While continuity of care is a concern, Klundt said, "it sounds like [Flourish] has a place; it sounds like they’re going to continue to see clients.

"With therapists, the patient follows the therapist, not the organization," Klundt said. "So we'll continue to provide care for anyone that needs it, and the Flourish therapists will be responsible for the care of their patients."

A toll on patients

But the loss of Encircle’s subsidy for those clients has led to a flurry of fundraising as Flourish seeks nonprofit status. Encircle’s clients were contributing on average $20 to the $46 cost of their therapy sessions. Hansen, disagreeing with the assertions by Encircle, said attorneys she consulted said the cost is so far below the typical charge for therapy in Utah County that its contract with Flourish did not imperil Encircle’s not-for-profit status.

Encircle administrators had hoped to start submitting claims to patients’ insurance plans — another reason it was bringing therapy in-house, Larsen said. But Hansen said a survey of the 200 clients showed about 80% of them had no insurance, and most of those who did either had no mental health coverage or high deductibles for it.

“Our clients tend to be unemployed, tend to be students, tend to be people who do not want their parents to know they’re getting therapy at an LGBTQ place,” Hansen said. “Five or six of the clients are living in cars.”

Finding new providers and modifying payment arrangements can be arduous for people who are suffering from mental illness, said one Flourish client who recently was hospitalized. The Salt Lake Tribune agreed to not publish her name to protect her medical privacy.

"In general, when you’re getting mental health care, consistency is key," said the client, who since January has received care from a psychiatric nurse practitioner with Flourish. Finding a new provider, she said, "can take months."

“I’m just not mentally well enough to go out and deal with the whole insurance thing, finding new people,” she said. “If I were to get dropped [from Flourish], I don’t think I would bother; I would just give up and go off my meds.”

The departure of most of Encircle’s therapy recipients comes as Encircle has enjoyed rising visibility and support in Utah County and statewide. It has received national media attention for its efforts to bridge gaps between LGBTQ youth and the conservative Mormon culture in Utah County. About 85% of the population belongs to The Church of Jesus Christ of Latter-day Saints, which teaches that having same-sex attraction is not a sin, but acting on it is, and has waged political and legal campaigns against LGBTQ rights. Encircle also has been widely promoted by rock star and Latter-day Saint Dan Reynolds, whose annual “LoveLoud” concert raised funds for the group.

In May, the group received $30,000 from the Governor’s Suicide Prevention Fund.
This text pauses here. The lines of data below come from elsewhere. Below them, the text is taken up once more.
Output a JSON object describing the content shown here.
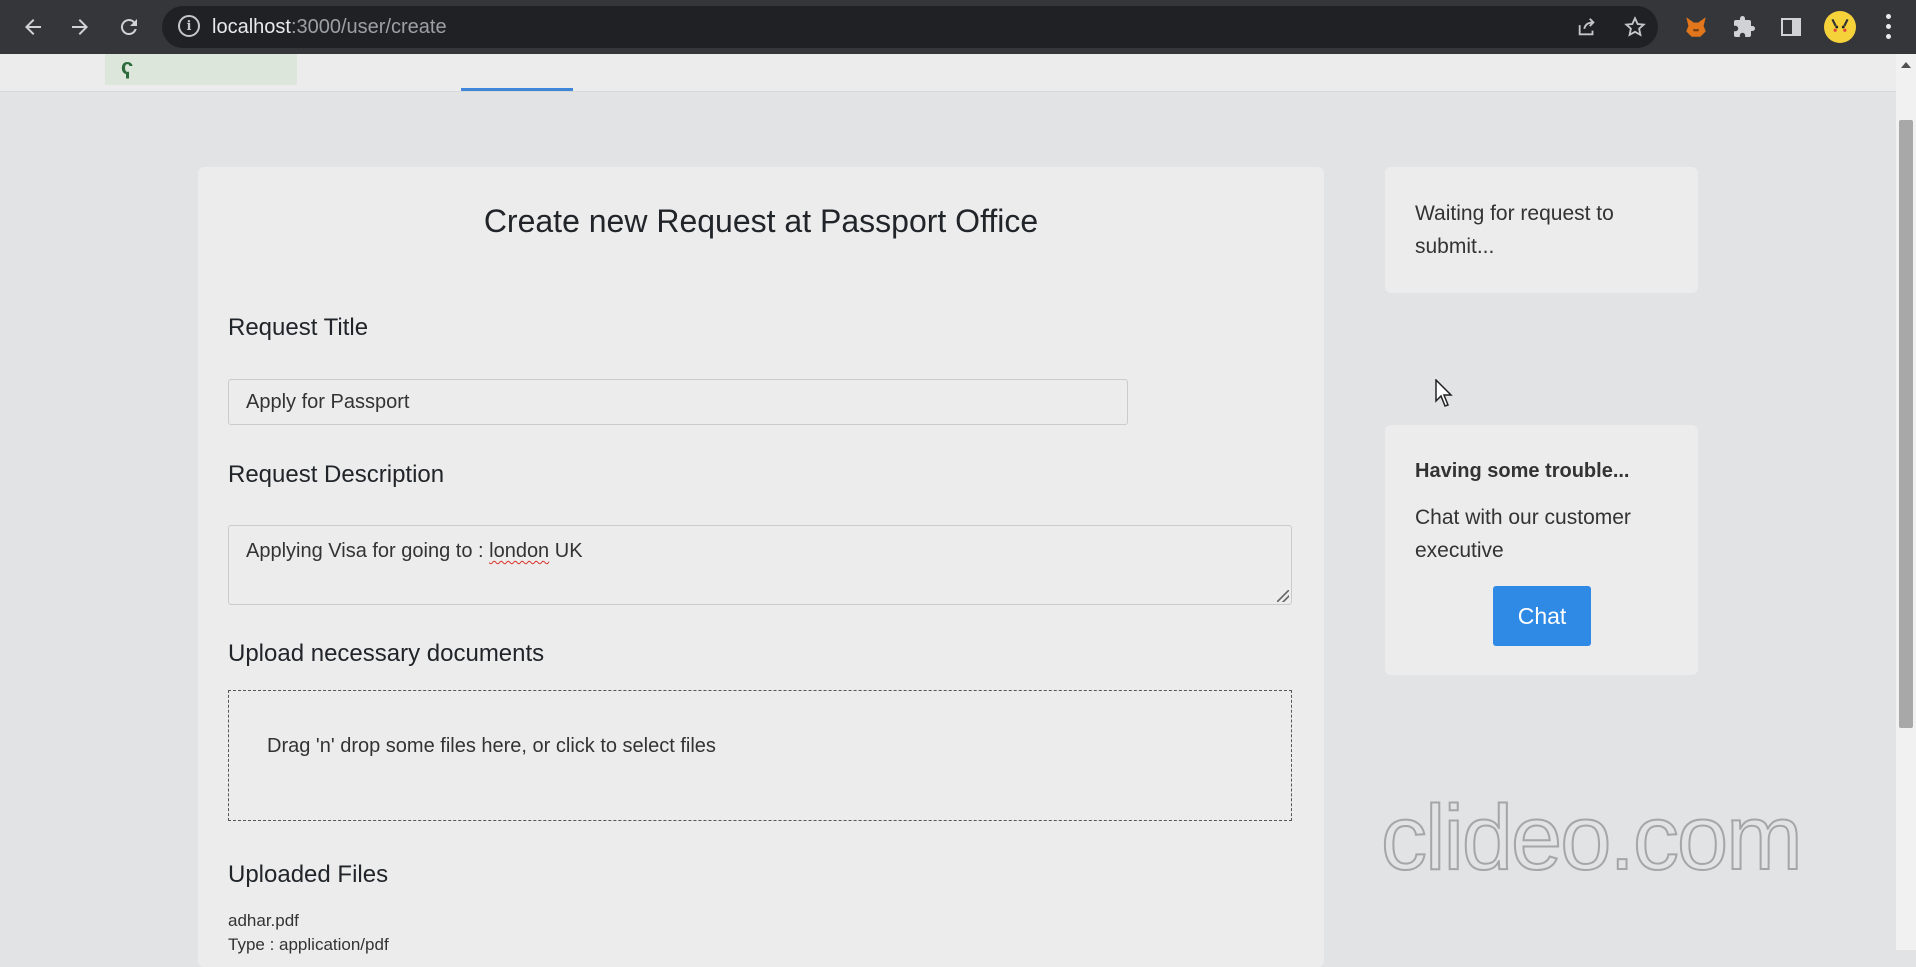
{
  "browser": {
    "url_host": "localhost",
    "url_path": ":3000/user/create",
    "icons": {
      "back": "arrow-left-icon",
      "forward": "arrow-right-icon",
      "reload": "reload-icon",
      "info": "info-icon",
      "share": "share-icon",
      "bookmark": "star-icon",
      "metamask": "fox-extension-icon",
      "extensions": "puzzle-icon",
      "sidepanel": "side-panel-icon",
      "profile": "pikachu-avatar",
      "menu": "kebab-menu-icon"
    }
  },
  "form": {
    "title": "Create new Request at Passport Office",
    "request_title_label": "Request Title",
    "request_title_value": "Apply for Passport",
    "description_label": "Request Description",
    "description_value_prefix": "Applying Visa for going to : ",
    "description_value_misspelled": "london",
    "description_value_suffix": " UK",
    "upload_label": "Upload necessary documents",
    "dropzone_text": "Drag 'n' drop some files here, or click to select files",
    "uploaded_label": "Uploaded Files",
    "files": [
      {
        "name": "adhar.pdf",
        "type": "Type : application/pdf"
      }
    ]
  },
  "status_card": {
    "text": "Waiting for request to submit..."
  },
  "help_card": {
    "title": "Having some trouble...",
    "text": "Chat with our customer executive",
    "button_label": "Chat"
  },
  "colors": {
    "chrome_bg": "#35363a",
    "page_bg": "#e2e3e5",
    "card_bg": "#ececed",
    "accent": "#2f8ae5",
    "nav_underline": "#3f86d8"
  },
  "watermark": "clideo.com"
}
Its application for the grant, filed before the split with Flourish, states that “Encircle has a close partnership with Flourish Counseling, which provides/will provide therapeutic services in all three Encircle homes.”

But the application focused on Encircle’s many weekly activities and support groups, and does not list therapy costs when describing how the grant money will be used, noting: “We have donors that have pledged the majority of our operational costs for the next few years.”

While Encircle has succeeded in fundraising and making connections in Utah’s most conservative communities, the client whose care provider has left Encircle and will remain with Flourish said she worries the departure of its therapists will leave clients wary.

“It just looks chaotic,” she said.

Editor’s note: If you or people you know are at risk of self-harm, the National Suicide Prevention Lifeline provides 24-hour support at 1-800-273-8255.